MSF deployed a medical team to UNRWA’s Siblin training centre, which will be turned into an isolation site. MSF will support in the management of the facility, with a 24/7 presence of its staff on site, to ensure monitoring of patients and timely referrals of complicated cases. Our team also trained UNRWA staff on infection prevention and control and biosafety and will support them to maintain the standards they have been trained on.
All of these activities, in coordination with national and local health authorities, are essential to free treatment capacity for the ones who need it the most, to reduce mortality and to prevent further infections.
Building community engagement and awareness
Our teams have also been engaging with local and refugee communities by conducting a series of intensive health awareness sessions about COVID-19. The activities target patients as well as vulnerable communities living in different areas in Lebanon in the North (Tripoli and Akkar), the south (Ain al Helweh camp), southern Beirut (Shatila and Burj el Barajneh camps) as well as the Bekaa region.

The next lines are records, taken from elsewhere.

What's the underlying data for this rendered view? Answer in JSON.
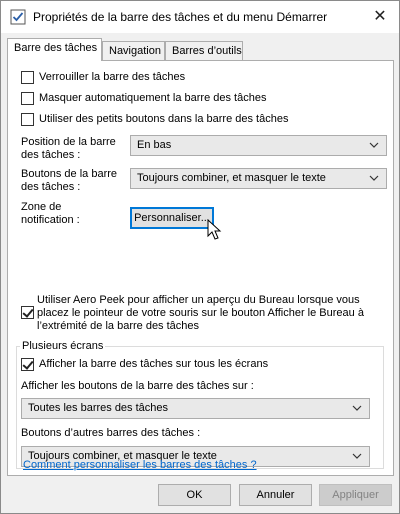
{
  "window": {
    "title": "Propriétés de la barre des tâches et du menu Démarrer",
    "close_glyph": "✕"
  },
  "tabs": [
    {
      "label": "Barre des tâches",
      "active": true
    },
    {
      "label": "Navigation",
      "active": false
    },
    {
      "label": "Barres d’outils",
      "active": false
    }
  ],
  "options": {
    "lock": {
      "label": "Verrouiller la barre des tâches",
      "checked": false
    },
    "autohide": {
      "label": "Masquer automatiquement la barre des tâches",
      "checked": false
    },
    "small_buttons": {
      "label": "Utiliser des petits boutons dans la barre des tâches",
      "checked": false
    }
  },
  "position": {
    "label_line1": "Position de la barre",
    "label_line2": "des tâches :",
    "value": "En bas"
  },
  "buttons_combine": {
    "label_line1": "Boutons de la barre",
    "label_line2": "des tâches :",
    "value": "Toujours combiner, et masquer le texte"
  },
  "notification": {
    "label_line1": "Zone de",
    "label_line2": "notification :",
    "button": "Personnaliser..."
  },
  "aero_peek": {
    "checked": true,
    "line1": "Utiliser Aero Peek pour afficher un aperçu du Bureau lorsque vous",
    "line2": "placez le pointeur de votre souris sur le bouton Afficher le Bureau à",
    "line3": "l’extrémité de la barre des tâches"
  },
  "multi_screen": {
    "legend": "Plusieurs écrans",
    "show_all": {
      "label": "Afficher la barre des tâches sur tous les écrans",
      "checked": true
    },
    "show_buttons_label": "Afficher les boutons de la barre des tâches sur :",
    "show_buttons_value": "Toutes les barres des tâches",
    "other_buttons_label": "Boutons d’autres barres des tâches :",
    "other_buttons_value": "Toujours combiner, et masquer le texte"
  },
  "help_link": "Comment personnaliser les barres des tâches ?",
  "footer": {
    "ok": "OK",
    "cancel": "Annuler",
    "apply": "Appliquer"
  },
  "colors": {
    "accent": "#0078d7",
    "link": "#0066cc",
    "dialog_bg": "#f0f0f0"
  }
}
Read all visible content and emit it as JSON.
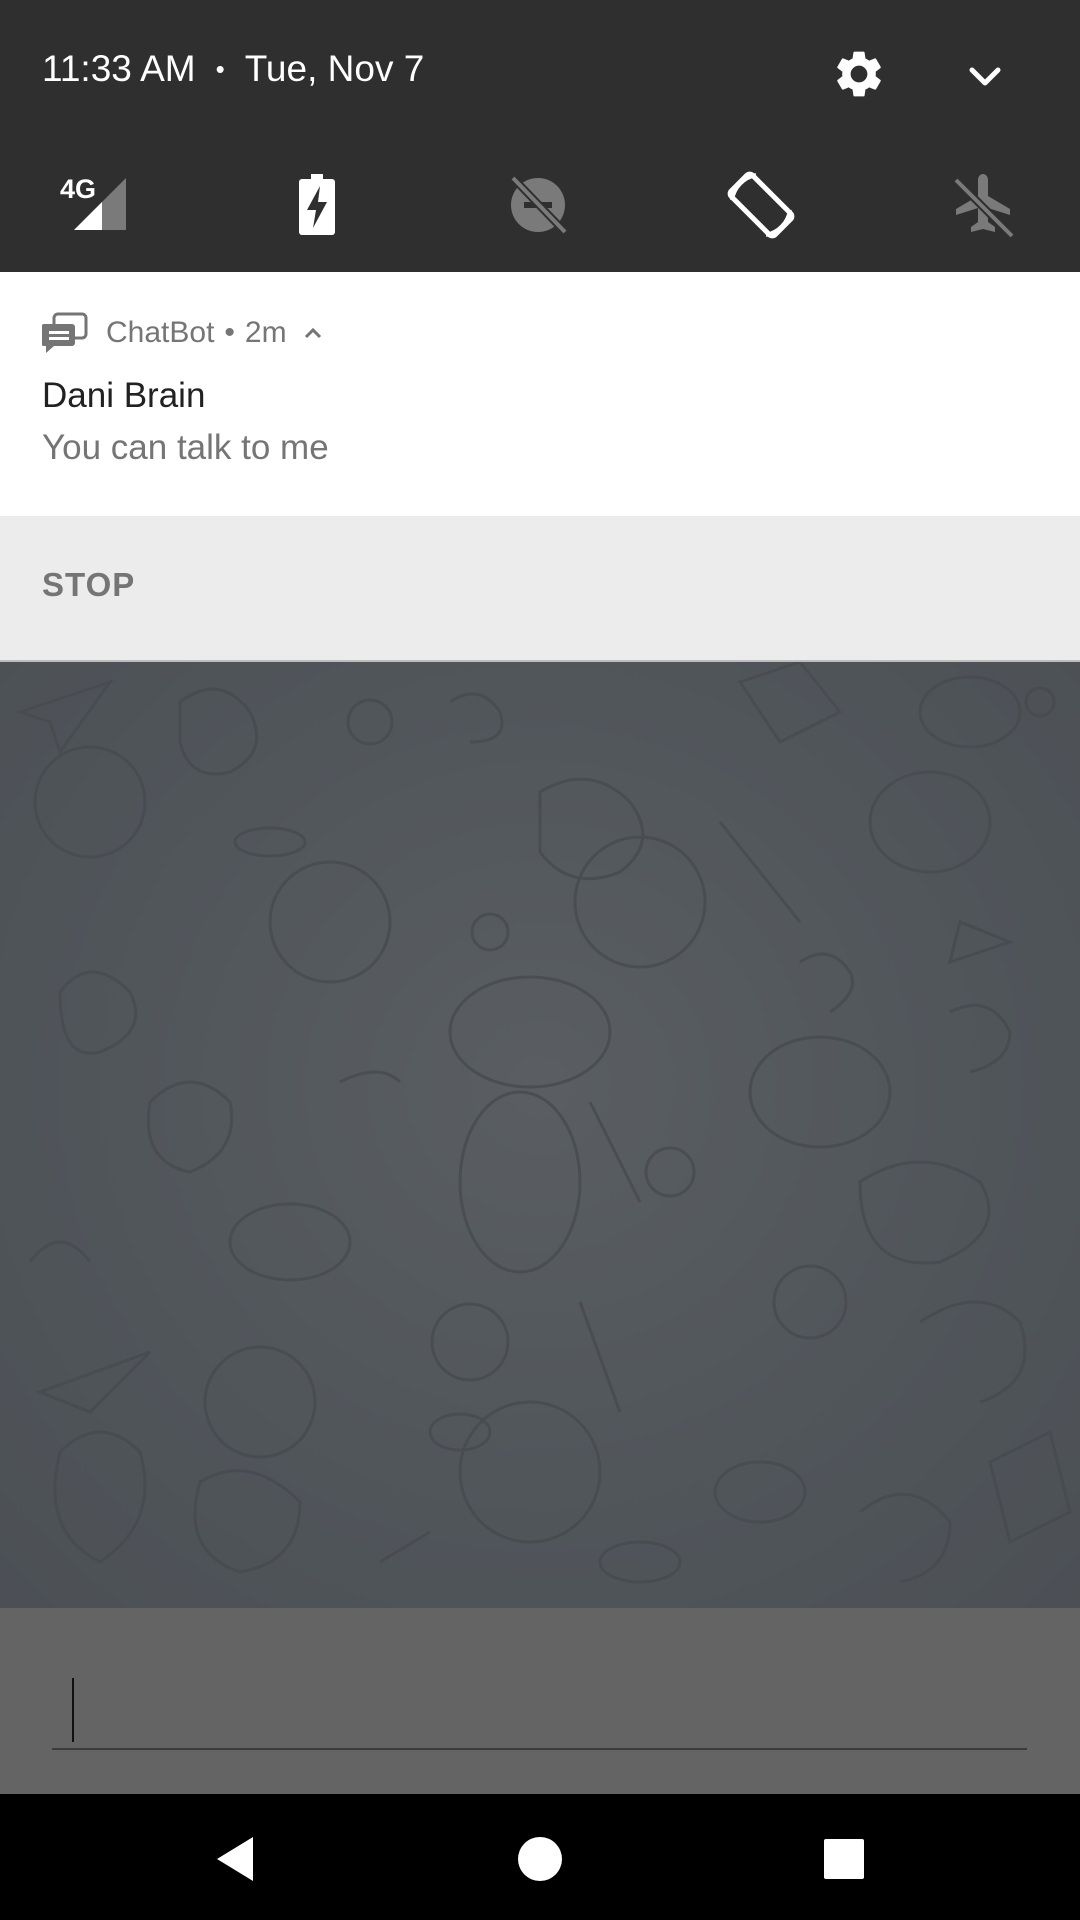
{
  "status": {
    "time": "11:33 AM",
    "separator": "•",
    "date": "Tue, Nov 7"
  },
  "quick_settings": {
    "tiles": [
      {
        "name": "mobile-data",
        "icon": "signal-4g-icon",
        "label": "4G"
      },
      {
        "name": "battery-saver",
        "icon": "battery-charging-icon"
      },
      {
        "name": "do-not-disturb",
        "icon": "dnd-off-icon"
      },
      {
        "name": "auto-rotate",
        "icon": "auto-rotate-icon"
      },
      {
        "name": "airplane-mode",
        "icon": "airplane-off-icon"
      }
    ],
    "colors": {
      "background": "#2f2f2f",
      "active": "#ffffff",
      "inactive": "#7a7a7a"
    }
  },
  "notification": {
    "app_name": "ChatBot",
    "separator": "•",
    "age": "2m",
    "title": "Dani Brain",
    "text": "You can talk to me",
    "action_label": "STOP"
  },
  "composer": {
    "value": ""
  },
  "navbar": {
    "buttons": [
      "back-icon",
      "home-icon",
      "recents-icon"
    ]
  }
}
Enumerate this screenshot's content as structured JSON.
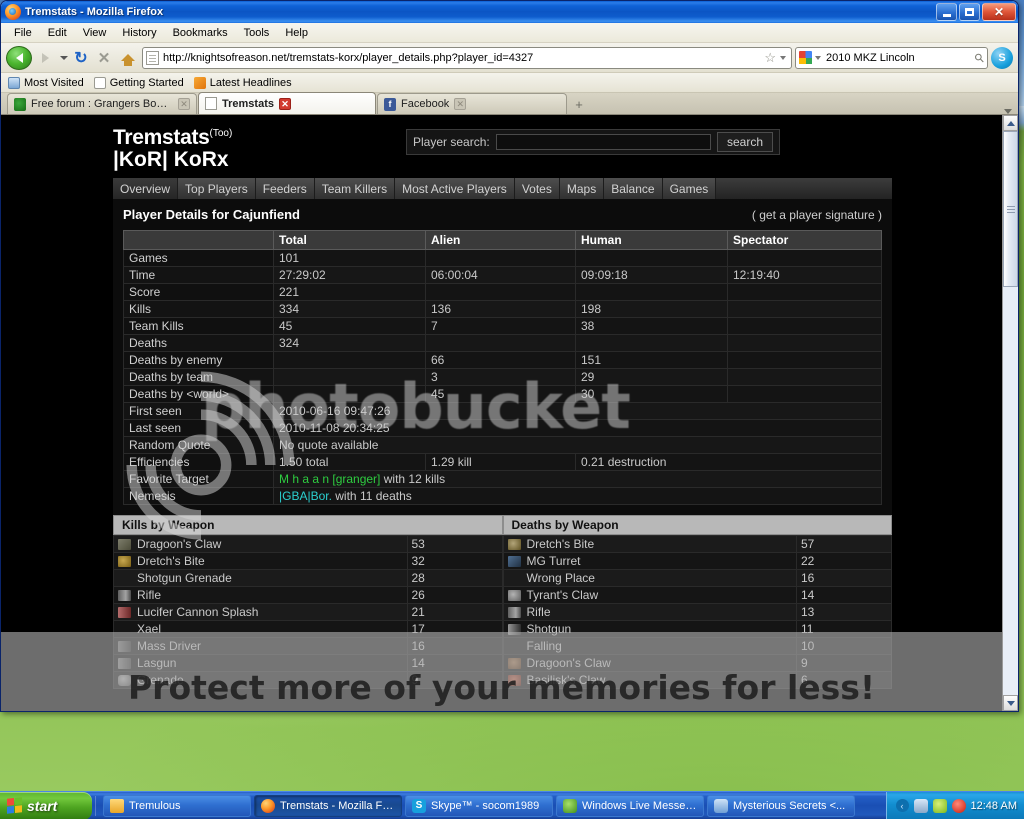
{
  "window": {
    "title": "Tremstats - Mozilla Firefox",
    "minimize_label": "Minimize",
    "maximize_label": "Maximize",
    "close_label": "Close"
  },
  "menubar": {
    "items": [
      "File",
      "Edit",
      "View",
      "History",
      "Bookmarks",
      "Tools",
      "Help"
    ]
  },
  "toolbar": {
    "back_label": "Back",
    "forward_label": "Forward",
    "reload_glyph": "↻",
    "stop_glyph": "✕",
    "home_label": "Home",
    "url": "http://knightsofreason.net/tremstats-korx/player_details.php?player_id=4327",
    "url_placeholder": "Go to a Website",
    "bookmark_star": "☆",
    "search_value": "2010 MKZ Lincoln",
    "search_placeholder": "Search",
    "search_engine": "Google",
    "skype_label": "Skype"
  },
  "bookmarks": {
    "items": [
      {
        "label": "Most Visited",
        "icon": "most-visited-icon"
      },
      {
        "label": "Getting Started",
        "icon": "document-icon"
      },
      {
        "label": "Latest Headlines",
        "icon": "rss-icon"
      }
    ]
  },
  "tabs": [
    {
      "label": "Free forum : Grangers Bouncing Aroun...",
      "active": false,
      "icon": "granger-icon"
    },
    {
      "label": "Tremstats",
      "active": true,
      "icon": "document-icon"
    },
    {
      "label": "Facebook",
      "active": false,
      "icon": "facebook-icon"
    }
  ],
  "newtab_label": "+",
  "site": {
    "brand": "Tremstats",
    "brand_sup": "(Too)",
    "brand_sub": "|KoR| KoRx",
    "search": {
      "label": "Player search:",
      "value": "",
      "placeholder": "",
      "button": "search"
    },
    "nav": [
      "Overview",
      "Top Players",
      "Feeders",
      "Team Killers",
      "Most Active Players",
      "Votes",
      "Maps",
      "Balance",
      "Games"
    ],
    "panel_title": "Player Details for Cajunfiend",
    "signature_link": "( get a player signature )",
    "stats_headers": [
      "",
      "Total",
      "Alien",
      "Human",
      "Spectator"
    ],
    "stats_rows": [
      {
        "label": "Games",
        "total": "101",
        "alien": "",
        "human": "",
        "spectator": ""
      },
      {
        "label": "Time",
        "total": "27:29:02",
        "alien": "06:00:04",
        "human": "09:09:18",
        "spectator": "12:19:40"
      },
      {
        "label": "Score",
        "total": "221",
        "alien": "",
        "human": "",
        "spectator": ""
      },
      {
        "label": "Kills",
        "total": "334",
        "alien": "136",
        "human": "198",
        "spectator": ""
      },
      {
        "label": "Team Kills",
        "total": "45",
        "alien": "7",
        "human": "38",
        "spectator": ""
      },
      {
        "label": "Deaths",
        "total": "324",
        "alien": "",
        "human": "",
        "spectator": ""
      },
      {
        "label": "Deaths by enemy",
        "total": "",
        "alien": "66",
        "human": "151",
        "spectator": ""
      },
      {
        "label": "Deaths by team",
        "total": "",
        "alien": "3",
        "human": "29",
        "spectator": ""
      },
      {
        "label": "Deaths by <world>",
        "total": "",
        "alien": "45",
        "human": "30",
        "spectator": ""
      },
      {
        "label": "First seen",
        "total": "2010-06-16 09:47:26",
        "alien": "",
        "human": "",
        "spectator": "",
        "span": true
      },
      {
        "label": "Last seen",
        "total": "2010-11-08 20:34:25",
        "alien": "",
        "human": "",
        "spectator": "",
        "span": true
      },
      {
        "label": "Random Quote",
        "total": "No quote available",
        "alien": "",
        "human": "",
        "spectator": "",
        "span": true
      },
      {
        "label": "Efficiencies",
        "total": "1.50 total",
        "alien": "1.29 kill",
        "human": "0.21 destruction",
        "spectator": ""
      }
    ],
    "favorite_target": {
      "label": "Favorite Target",
      "name": "M h a a n [granger]",
      "suffix": "with 12 kills"
    },
    "nemesis": {
      "label": "Nemesis",
      "name": "|GBA|Bor.",
      "suffix": "with 11 deaths"
    },
    "kills_by_weapon": {
      "title": "Kills by Weapon",
      "rows": [
        {
          "weapon": "Dragoon's Claw",
          "count": "53",
          "icon": "dragoon-claw-icon"
        },
        {
          "weapon": "Dretch's Bite",
          "count": "32",
          "icon": "dretch-bite-icon"
        },
        {
          "weapon": "Shotgun Grenade",
          "count": "28",
          "icon": "blank-icon"
        },
        {
          "weapon": "Rifle",
          "count": "26",
          "icon": "rifle-icon"
        },
        {
          "weapon": "Lucifer Cannon Splash",
          "count": "21",
          "icon": "lucifer-cannon-icon"
        },
        {
          "weapon": "Xael",
          "count": "17",
          "icon": "blank-icon"
        },
        {
          "weapon": "Mass Driver",
          "count": "16",
          "icon": "mass-driver-icon"
        },
        {
          "weapon": "Lasgun",
          "count": "14",
          "icon": "lasgun-icon"
        },
        {
          "weapon": "Grenade",
          "count": "9",
          "icon": "grenade-icon"
        }
      ]
    },
    "deaths_by_weapon": {
      "title": "Deaths by Weapon",
      "rows": [
        {
          "weapon": "Dretch's Bite",
          "count": "57",
          "icon": "dretch-bite-icon"
        },
        {
          "weapon": "MG Turret",
          "count": "22",
          "icon": "mg-turret-icon"
        },
        {
          "weapon": "Wrong Place",
          "count": "16",
          "icon": "blank-icon"
        },
        {
          "weapon": "Tyrant's Claw",
          "count": "14",
          "icon": "tyrant-claw-icon"
        },
        {
          "weapon": "Rifle",
          "count": "13",
          "icon": "rifle-icon"
        },
        {
          "weapon": "Shotgun",
          "count": "11",
          "icon": "shotgun-icon"
        },
        {
          "weapon": "Falling",
          "count": "10",
          "icon": "blank-icon"
        },
        {
          "weapon": "Dragoon's Claw",
          "count": "9",
          "icon": "dragoon-claw-icon"
        },
        {
          "weapon": "Basilisk's Claw",
          "count": "6",
          "icon": "basilisk-claw-icon"
        }
      ]
    }
  },
  "watermark": {
    "brand": "photobucket",
    "tagline": "Protect more of your memories for less!"
  },
  "taskbar": {
    "start_label": "start",
    "tasks": [
      {
        "label": "Tremulous",
        "icon": "folder-icon",
        "active": false
      },
      {
        "label": "Tremstats - Mozilla Fir...",
        "icon": "firefox-icon",
        "active": true
      },
      {
        "label": "Skype™ - socom1989",
        "icon": "skype-icon",
        "active": false
      },
      {
        "label": "Windows Live Messen...",
        "icon": "messenger-icon",
        "active": false
      },
      {
        "label": "Mysterious Secrets <...",
        "icon": "people-icon",
        "active": false
      }
    ],
    "tray": {
      "expand_glyph": "‹",
      "icons": [
        "network-icon",
        "security-shield-icon",
        "alert-icon"
      ],
      "clock": "12:48 AM"
    }
  },
  "colors": {
    "titlebar_blue": "#0b55c4",
    "taskbar_blue": "#1a4fb4",
    "start_green": "#4ea521",
    "site_bg": "#000000",
    "accent_green": "#2ecc40"
  }
}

Since early March, MSF teams have reached tens of thousands of households in those areas, either directly, or through volunteers and other local actors within the communities. MSF team also supported an awareness campaign run by local volunteers. We distributed soap bars and water tanks for people to protect themselves by washing their hands.
In Dora, a northern suburb of Beirut, MSF has created a medical helpline in partnership with a local organisation called Anti-Racism Movement, in order to provide medical support and assistance to the migrant communities and especially women domestic workers during the lockdown. The phone consultations cover urgent and acute medical conditions, counselling and mental health support, and orientation and referral to other health services if needed.
Around the world, most of the COVID-19 patients do not need hospitalisation, which makes an intervention in communities a vital element of the response to decrease the pressure on hospitals. This can be accomplished by raising awareness on the disease and implementing precautionary measures.
By expanding our activities to respond to the COVID-19 outbreak and lending a hand to healthcare providers in the country, MSF reinforces our long commitment to provide medical aid to the people in Lebanon.
Médecins Sans Frontières (MSF) began working in Lebanon in 1976 in response to the civil war, sending medical teams to the south of the country and Beirut. This was MSF’s first mission in a warzone.
Today, MSF is providing free medical care in various locations in Lebanon.